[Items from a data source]
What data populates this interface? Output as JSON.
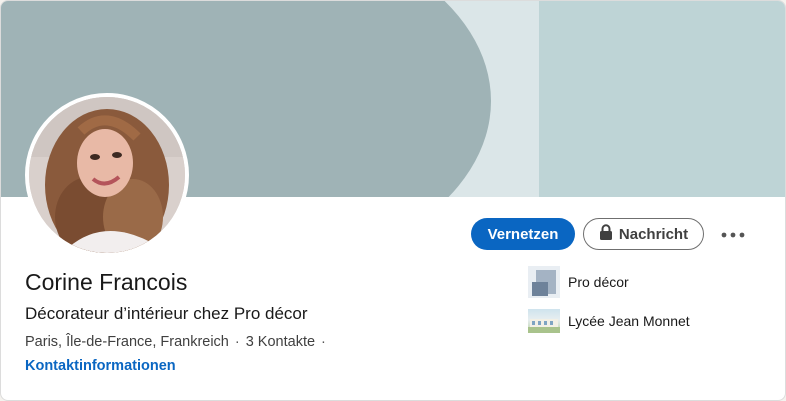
{
  "profile": {
    "name": "Corine Francois",
    "headline": "Décorateur d’intérieur chez Pro décor",
    "location": "Paris, Île-de-France, Frankreich",
    "separator": "·",
    "connections": "3 Kontakte",
    "contact_info_label": "Kontaktinformationen"
  },
  "actions": {
    "connect_label": "Vernetzen",
    "message_label": "Nachricht",
    "more_label": "···"
  },
  "highlights": {
    "company": "Pro décor",
    "school": "Lycée Jean Monnet"
  },
  "icons": {
    "lock": "lock-icon",
    "more": "more-icon",
    "company_logo": "company-logo",
    "school_logo": "school-logo"
  },
  "colors": {
    "accent": "#0a66c2",
    "cover_dark": "#9fb3b6",
    "cover_light": "#bed4d6"
  }
}
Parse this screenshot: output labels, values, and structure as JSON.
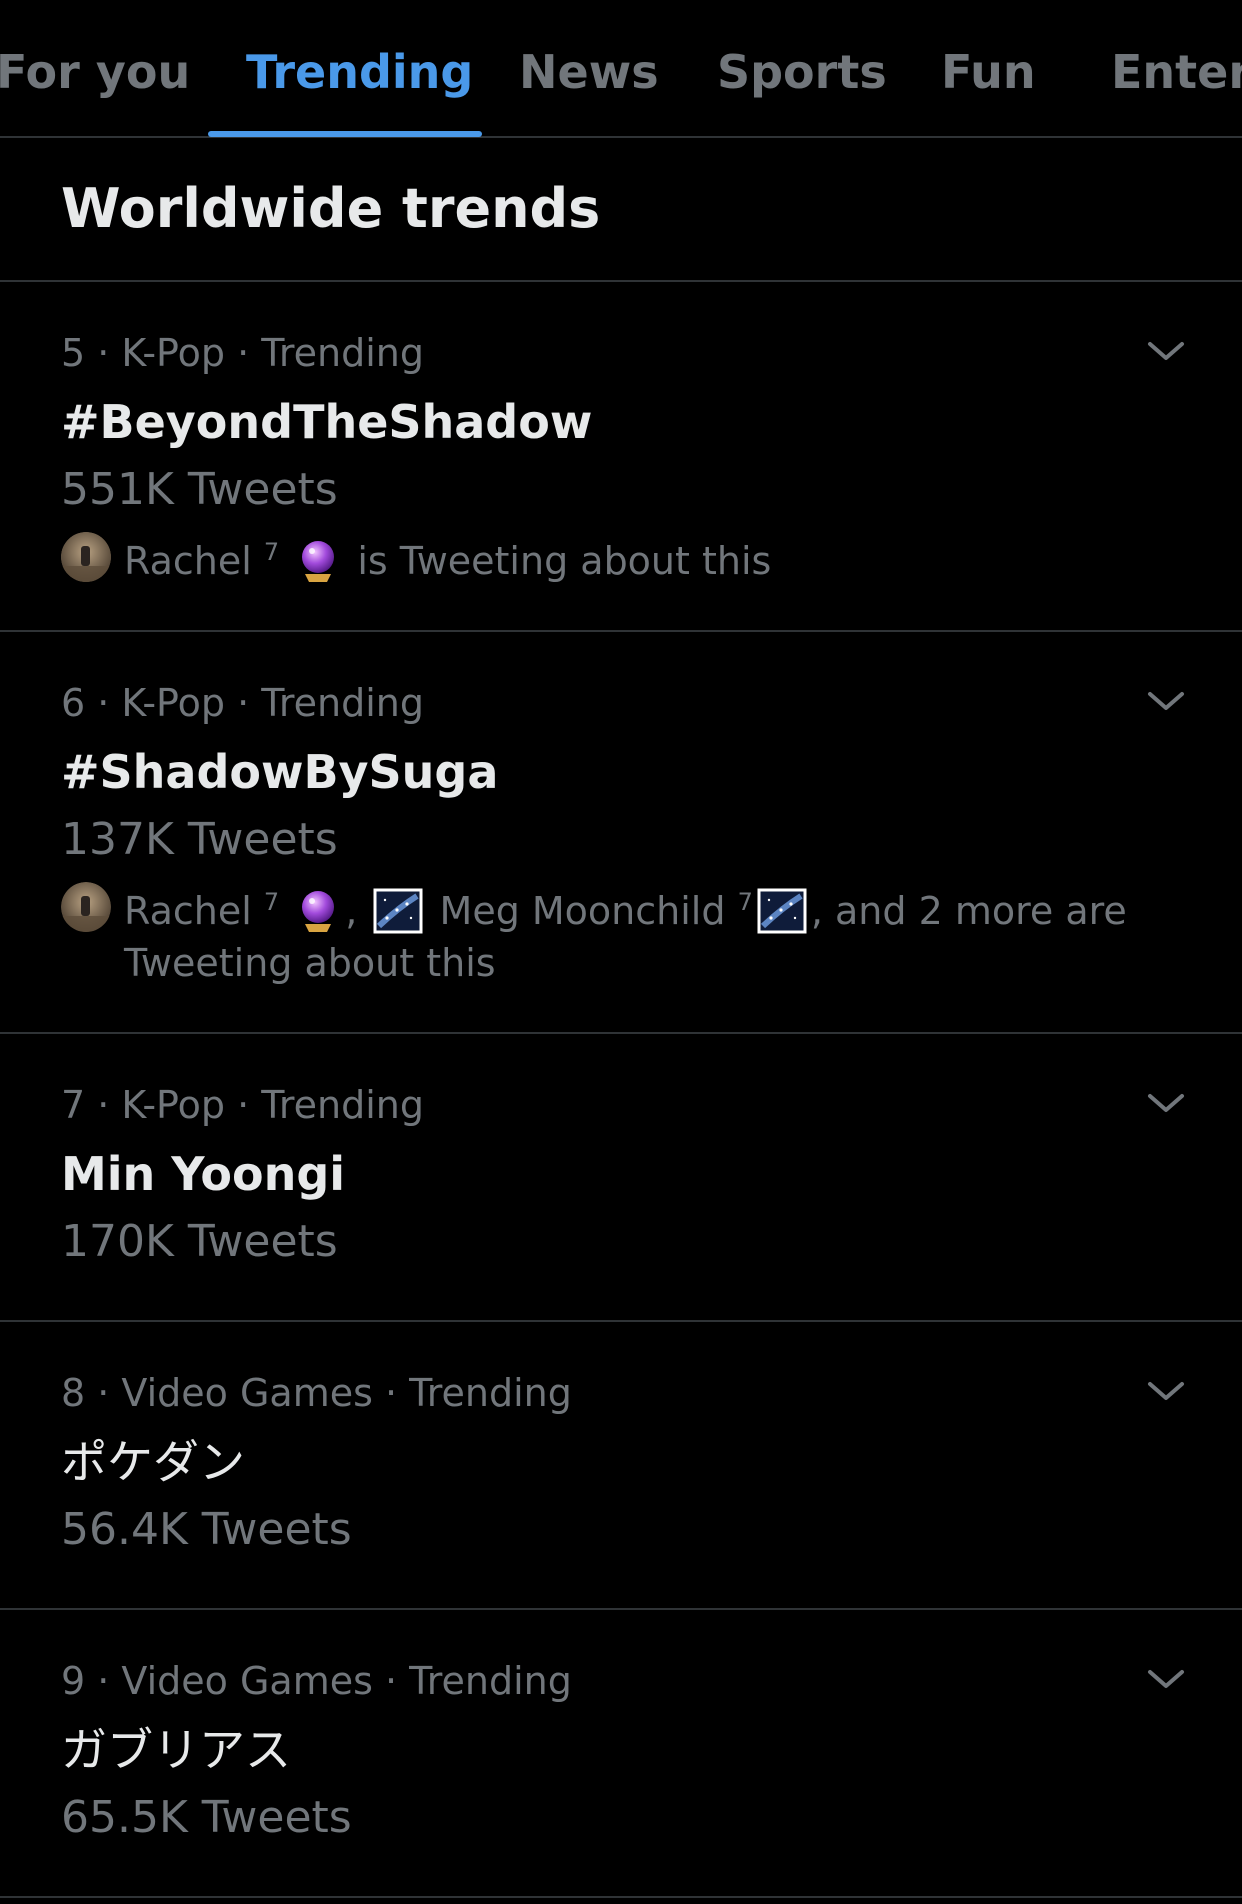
{
  "tabs": [
    {
      "label": "For you",
      "active": false
    },
    {
      "label": "Trending",
      "active": true
    },
    {
      "label": "News",
      "active": false
    },
    {
      "label": "Sports",
      "active": false
    },
    {
      "label": "Fun",
      "active": false
    },
    {
      "label": "Entert",
      "active": false
    }
  ],
  "section_title": "Worldwide trends",
  "colors": {
    "accent": "#4a99e9",
    "background": "#000000",
    "primary_text": "#e7e9ea",
    "secondary_text": "#71767b",
    "divider": "#2f3336"
  },
  "trends": [
    {
      "meta": "5 · K-Pop · Trending",
      "name": "#BeyondTheShadow",
      "count": "551K Tweets",
      "social": {
        "name_1": "Rachel",
        "sup_1": "7",
        "tail": "is Tweeting about this"
      }
    },
    {
      "meta": "6 · K-Pop · Trending",
      "name": "#ShadowBySuga",
      "count": "137K Tweets",
      "social": {
        "name_1": "Rachel",
        "sup_1": "7",
        "sep": ",",
        "name_2": "Meg Moonchild",
        "sup_2": "7",
        "tail": ", and 2 more are Tweeting about this"
      }
    },
    {
      "meta": "7 · K-Pop · Trending",
      "name": "Min Yoongi",
      "count": "170K Tweets"
    },
    {
      "meta": "8 · Video Games · Trending",
      "name": "ポケダン",
      "count": "56.4K Tweets"
    },
    {
      "meta": "9 · Video Games · Trending",
      "name": "ガブリアス",
      "count": "65.5K Tweets"
    }
  ],
  "icons": {
    "chevron": "chevron-down-icon",
    "crystal_ball": "crystal-ball-emoji",
    "milky_way": "milky-way-emoji",
    "avatar": "avatar"
  }
}
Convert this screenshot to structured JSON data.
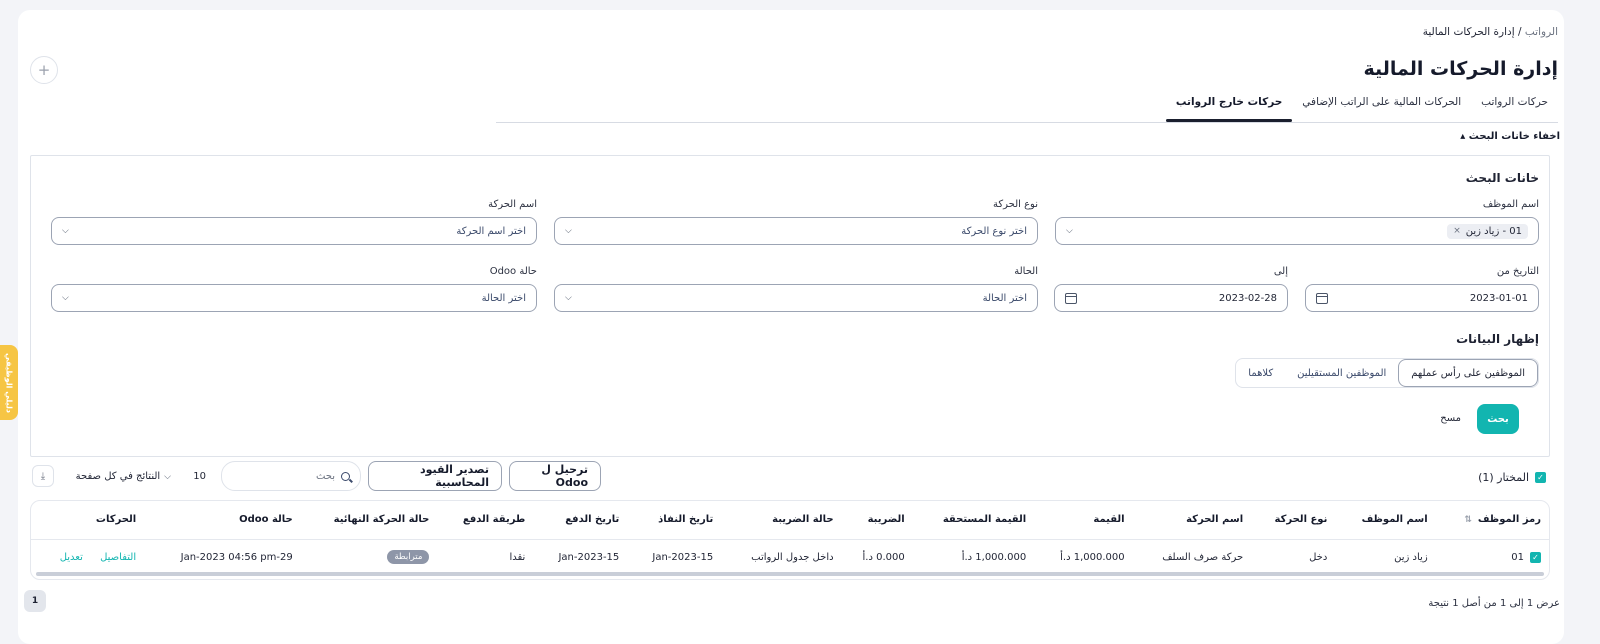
{
  "breadcrumb": {
    "first": "الرواتب",
    "separator": " / ",
    "current": "إدارة الحركات المالية"
  },
  "page_title": "إدارة الحركات المالية",
  "add_button": "+",
  "tabs": [
    {
      "label": "حركات الرواتب",
      "active": false
    },
    {
      "label": "الحركات المالية على الراتب الإضافي",
      "active": false
    },
    {
      "label": "حركات خارج الرواتب",
      "active": true
    }
  ],
  "toggle_search_label": "اخفاء خانات البحث ▴",
  "search": {
    "title": "خانات البحث",
    "employee_label": "اسم الموظف",
    "employee_chip": "01 - زياد زين",
    "type_label": "نوع الحركة",
    "type_placeholder": "اختر نوع الحركة",
    "name_label": "اسم الحركة",
    "name_placeholder": "اختر اسم الحركة",
    "date_from_label": "التاريخ من",
    "date_from_value": "2023-01-01",
    "date_to_label": "إلى",
    "date_to_value": "2023-02-28",
    "status_label": "الحالة",
    "status_placeholder": "اختر الحالة",
    "odoo_label": "حالة Odoo",
    "odoo_placeholder": "اختر الحالة",
    "display_title": "إظهار البيانات",
    "display_options": [
      "الموظفين على رأس عملهم",
      "الموظفين المستقيلين",
      "كلاهما"
    ],
    "search_button": "بحث",
    "clear_button": "مسح"
  },
  "toolbar": {
    "selected_label": "المختار (1)",
    "post_odoo": "ترحيل ل Odoo",
    "export_entries": "تصدير القيود المحاسبية",
    "search_placeholder": "بحث",
    "page_size": "10",
    "page_size_label": "النتائج في كل صفحة"
  },
  "table": {
    "headers": [
      "رمز الموظف",
      "اسم الموظف",
      "نوع الحركة",
      "اسم الحركة",
      "القيمة",
      "القيمة المستحقة",
      "الضريبة",
      "حالة الضريبة",
      "تاريخ النفاذ",
      "تاريخ الدفع",
      "طريقة الدفع",
      "حالة الحركة النهائية",
      "حالة Odoo",
      "الحركات"
    ],
    "row": {
      "code": "01",
      "employee": "زياد زين",
      "type": "دخل",
      "name": "حركة صرف السلف",
      "value": "1,000.000 د.أ",
      "due": "1,000.000 د.أ",
      "tax": "0.000 د.أ",
      "tax_status": "داخل جدول الرواتب",
      "effective_date": "15-Jan-2023",
      "pay_date": "15-Jan-2023",
      "pay_method": "نقدا",
      "final_status": "مترابطة",
      "odoo_status": "29-Jan-2023 04:56 pm",
      "details": "التفاصيل",
      "edit": "تعديل"
    }
  },
  "pagination": {
    "page": "1",
    "info": "عرض 1 إلى 1 من أصل 1 نتيجة"
  },
  "side_tab": "دليلي الوظيفي",
  "colors": {
    "accent": "#12b5b0",
    "side_tab": "#f6c544",
    "badge": "#8e96a8"
  }
}
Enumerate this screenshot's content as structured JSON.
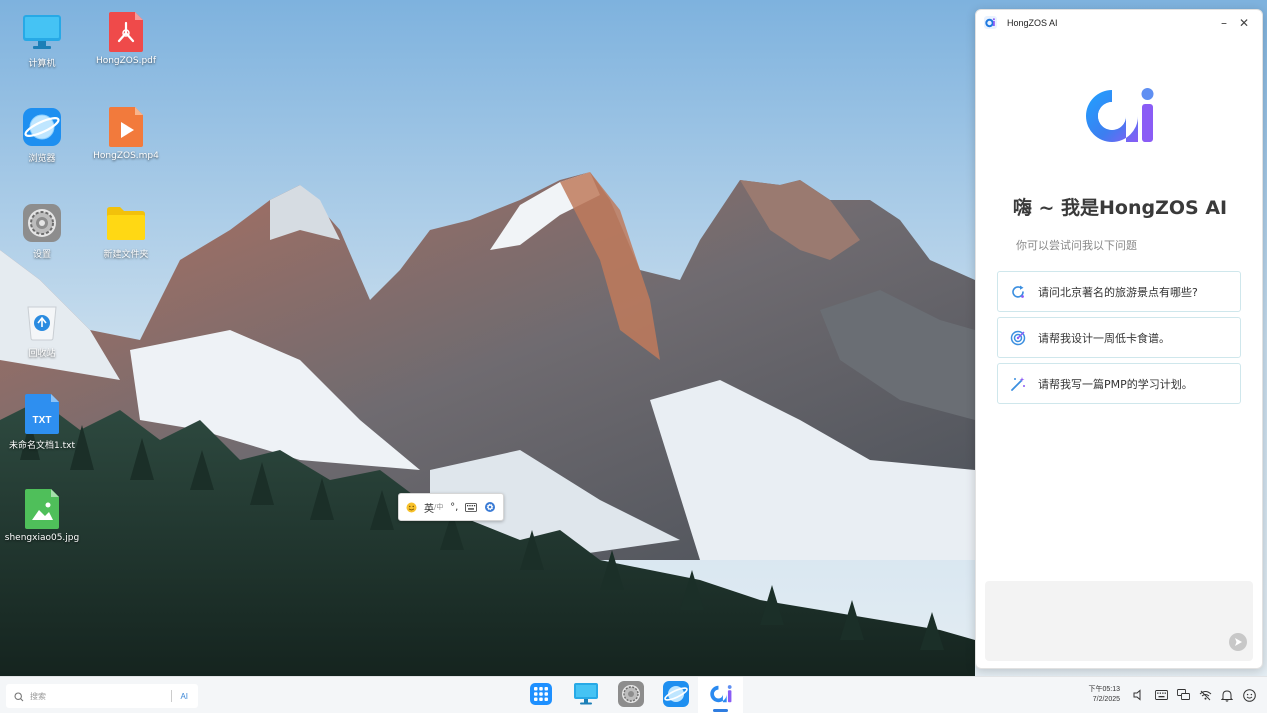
{
  "desktop": {
    "icons": [
      {
        "label": "计算机",
        "icon": "computer-icon"
      },
      {
        "label": "HongZOS.pdf",
        "icon": "pdf-file-icon"
      },
      {
        "label": "浏览器",
        "icon": "browser-icon"
      },
      {
        "label": "HongZOS.mp4",
        "icon": "video-file-icon"
      },
      {
        "label": "设置",
        "icon": "settings-icon"
      },
      {
        "label": "新建文件夹",
        "icon": "folder-icon"
      },
      {
        "label": "回收站",
        "icon": "recycle-bin-icon"
      },
      {
        "label": "未命名文档1.txt",
        "icon": "txt-file-icon",
        "badge": "TXT"
      },
      {
        "label": "shengxiao05.jpg",
        "icon": "image-file-icon"
      }
    ]
  },
  "ime": {
    "mode": "英",
    "mode_sub": "/中"
  },
  "ai_window": {
    "title": "HongZOS AI",
    "greeting": "嗨 ~ 我是HongZOS AI",
    "subtitle": "你可以尝试问我以下问题",
    "suggestions": [
      {
        "text": "请问北京著名的旅游景点有哪些?",
        "icon": "refresh-search-icon"
      },
      {
        "text": "请帮我设计一周低卡食谱。",
        "icon": "target-icon"
      },
      {
        "text": "请帮我写一篇PMP的学习计划。",
        "icon": "magic-wand-icon"
      }
    ],
    "input_placeholder": "",
    "accent": "#1f7ae0",
    "accent2": "#8a5cf5"
  },
  "taskbar": {
    "search_placeholder": "搜索",
    "ai_label": "AI",
    "apps": [
      {
        "name": "start-menu",
        "icon": "grid-icon",
        "active": false
      },
      {
        "name": "computer",
        "icon": "computer-icon",
        "active": false
      },
      {
        "name": "settings",
        "icon": "settings-icon",
        "active": false
      },
      {
        "name": "browser",
        "icon": "browser-icon",
        "active": false
      },
      {
        "name": "hongzos-ai",
        "icon": "ai-logo-icon",
        "active": true
      }
    ],
    "time": "下午05:13",
    "date": "7/2/2025",
    "tray": [
      "volume-icon",
      "keyboard-icon",
      "network-icon",
      "wifi-icon",
      "notification-icon",
      "user-icon"
    ]
  }
}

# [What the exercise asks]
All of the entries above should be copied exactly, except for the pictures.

# [Solution to the problem]
What data populates this interface? Output as JSON.
{
  "profile": {
    "name": "Corine Francois",
    "headline": "Décorateur d’intérieur chez Pro décor",
    "location": "Paris, Île-de-France, Frankreich",
    "separator": "·",
    "connections": "3 Kontakte",
    "contact_info_label": "Kontaktinformationen"
  },
  "actions": {
    "connect_label": "Vernetzen",
    "message_label": "Nachricht",
    "more_label": "···"
  },
  "highlights": {
    "company": "Pro décor",
    "school": "Lycée Jean Monnet"
  },
  "icons": {
    "lock": "lock-icon",
    "more": "more-icon",
    "company_logo": "company-logo",
    "school_logo": "school-logo"
  },
  "colors": {
    "accent": "#0a66c2",
    "cover_dark": "#9fb3b6",
    "cover_light": "#bed4d6"
  }
}
Parse this screenshot: output labels, values, and structure as JSON.
{
  "tabs": [
    {
      "label": "For you",
      "active": false
    },
    {
      "label": "Trending",
      "active": true
    },
    {
      "label": "News",
      "active": false
    },
    {
      "label": "Sports",
      "active": false
    },
    {
      "label": "Fun",
      "active": false
    },
    {
      "label": "Entert",
      "active": false
    }
  ],
  "section_title": "Worldwide trends",
  "colors": {
    "accent": "#4a99e9",
    "background": "#000000",
    "primary_text": "#e7e9ea",
    "secondary_text": "#71767b",
    "divider": "#2f3336"
  },
  "trends": [
    {
      "meta": "5 · K-Pop · Trending",
      "name": "#BeyondTheShadow",
      "count": "551K Tweets",
      "social": {
        "name_1": "Rachel",
        "sup_1": "7",
        "tail": "is Tweeting about this"
      }
    },
    {
      "meta": "6 · K-Pop · Trending",
      "name": "#ShadowBySuga",
      "count": "137K Tweets",
      "social": {
        "name_1": "Rachel",
        "sup_1": "7",
        "sep": ",",
        "name_2": "Meg Moonchild",
        "sup_2": "7",
        "tail": ", and 2 more are Tweeting about this"
      }
    },
    {
      "meta": "7 · K-Pop · Trending",
      "name": "Min Yoongi",
      "count": "170K Tweets"
    },
    {
      "meta": "8 · Video Games · Trending",
      "name": "ポケダン",
      "count": "56.4K Tweets"
    },
    {
      "meta": "9 · Video Games · Trending",
      "name": "ガブリアス",
      "count": "65.5K Tweets"
    }
  ],
  "icons": {
    "chevron": "chevron-down-icon",
    "crystal_ball": "crystal-ball-emoji",
    "milky_way": "milky-way-emoji",
    "avatar": "avatar"
  }
}
Convert this screenshot to structured JSON data.
{
  "breadcrumb": {
    "first": "الرواتب",
    "separator": " / ",
    "current": "إدارة الحركات المالية"
  },
  "page_title": "إدارة الحركات المالية",
  "add_button": "+",
  "tabs": [
    {
      "label": "حركات الرواتب",
      "active": false
    },
    {
      "label": "الحركات المالية على الراتب الإضافي",
      "active": false
    },
    {
      "label": "حركات خارج الرواتب",
      "active": true
    }
  ],
  "toggle_search_label": "اخفاء خانات البحث ▴",
  "search": {
    "title": "خانات البحث",
    "employee_label": "اسم الموظف",
    "employee_chip": "01 - زياد زين",
    "type_label": "نوع الحركة",
    "type_placeholder": "اختر نوع الحركة",
    "name_label": "اسم الحركة",
    "name_placeholder": "اختر اسم الحركة",
    "date_from_label": "التاريخ من",
    "date_from_value": "2023-01-01",
    "date_to_label": "إلى",
    "date_to_value": "2023-02-28",
    "status_label": "الحالة",
    "status_placeholder": "اختر الحالة",
    "odoo_label": "حالة Odoo",
    "odoo_placeholder": "اختر الحالة",
    "display_title": "إظهار البيانات",
    "display_options": [
      "الموظفين على رأس عملهم",
      "الموظفين المستقيلين",
      "كلاهما"
    ],
    "search_button": "بحث",
    "clear_button": "مسح"
  },
  "toolbar": {
    "selected_label": "المختار (1)",
    "post_odoo": "ترحيل ل Odoo",
    "export_entries": "تصدير القيود المحاسبية",
    "search_placeholder": "بحث",
    "page_size": "10",
    "page_size_label": "النتائج في كل صفحة"
  },
  "table": {
    "headers": [
      "رمز الموظف",
      "اسم الموظف",
      "نوع الحركة",
      "اسم الحركة",
      "القيمة",
      "القيمة المستحقة",
      "الضريبة",
      "حالة الضريبة",
      "تاريخ النفاذ",
      "تاريخ الدفع",
      "طريقة الدفع",
      "حالة الحركة النهائية",
      "حالة Odoo",
      "الحركات"
    ],
    "row": {
      "code": "01",
      "employee": "زياد زين",
      "type": "دخل",
      "name": "حركة صرف السلف",
      "value": "1,000.000 د.أ",
      "due": "1,000.000 د.أ",
      "tax": "0.000 د.أ",
      "tax_status": "داخل جدول الرواتب",
      "effective_date": "15-Jan-2023",
      "pay_date": "15-Jan-2023",
      "pay_method": "نقدا",
      "final_status": "مترابطة",
      "odoo_status": "29-Jan-2023 04:56 pm",
      "details": "التفاصيل",
      "edit": "تعديل"
    }
  },
  "pagination": {
    "page": "1",
    "info": "عرض 1 إلى 1 من أصل 1 نتيجة"
  },
  "side_tab": "دليلي الوظيفي",
  "colors": {
    "accent": "#12b5b0",
    "side_tab": "#f6c544",
    "badge": "#8e96a8"
  }
}
Enumerate this screenshot's content as structured JSON.
{
  "desktop": {
    "icons": [
      {
        "label": "计算机",
        "icon": "computer-icon"
      },
      {
        "label": "HongZOS.pdf",
        "icon": "pdf-file-icon"
      },
      {
        "label": "浏览器",
        "icon": "browser-icon"
      },
      {
        "label": "HongZOS.mp4",
        "icon": "video-file-icon"
      },
      {
        "label": "设置",
        "icon": "settings-icon"
      },
      {
        "label": "新建文件夹",
        "icon": "folder-icon"
      },
      {
        "label": "回收站",
        "icon": "recycle-bin-icon"
      },
      {
        "label": "未命名文档1.txt",
        "icon": "txt-file-icon",
        "badge": "TXT"
      },
      {
        "label": "shengxiao05.jpg",
        "icon": "image-file-icon"
      }
    ]
  },
  "ime": {
    "mode": "英",
    "mode_sub": "/中"
  },
  "ai_window": {
    "title": "HongZOS AI",
    "greeting": "嗨 ~ 我是HongZOS AI",
    "subtitle": "你可以尝试问我以下问题",
    "suggestions": [
      {
        "text": "请问北京著名的旅游景点有哪些?",
        "icon": "refresh-search-icon"
      },
      {
        "text": "请帮我设计一周低卡食谱。",
        "icon": "target-icon"
      },
      {
        "text": "请帮我写一篇PMP的学习计划。",
        "icon": "magic-wand-icon"
      }
    ],
    "input_placeholder": "",
    "accent": "#1f7ae0",
    "accent2": "#8a5cf5"
  },
  "taskbar": {
    "search_placeholder": "搜索",
    "ai_label": "AI",
    "apps": [
      {
        "name": "start-menu",
        "icon": "grid-icon",
        "active": false
      },
      {
        "name": "computer",
        "icon": "computer-icon",
        "active": false
      },
      {
        "name": "settings",
        "icon": "settings-icon",
        "active": false
      },
      {
        "name": "browser",
        "icon": "browser-icon",
        "active": false
      },
      {
        "name": "hongzos-ai",
        "icon": "ai-logo-icon",
        "active": true
      }
    ],
    "time": "下午05:13",
    "date": "7/2/2025",
    "tray": [
      "volume-icon",
      "keyboard-icon",
      "network-icon",
      "wifi-icon",
      "notification-icon",
      "user-icon"
    ]
  }
}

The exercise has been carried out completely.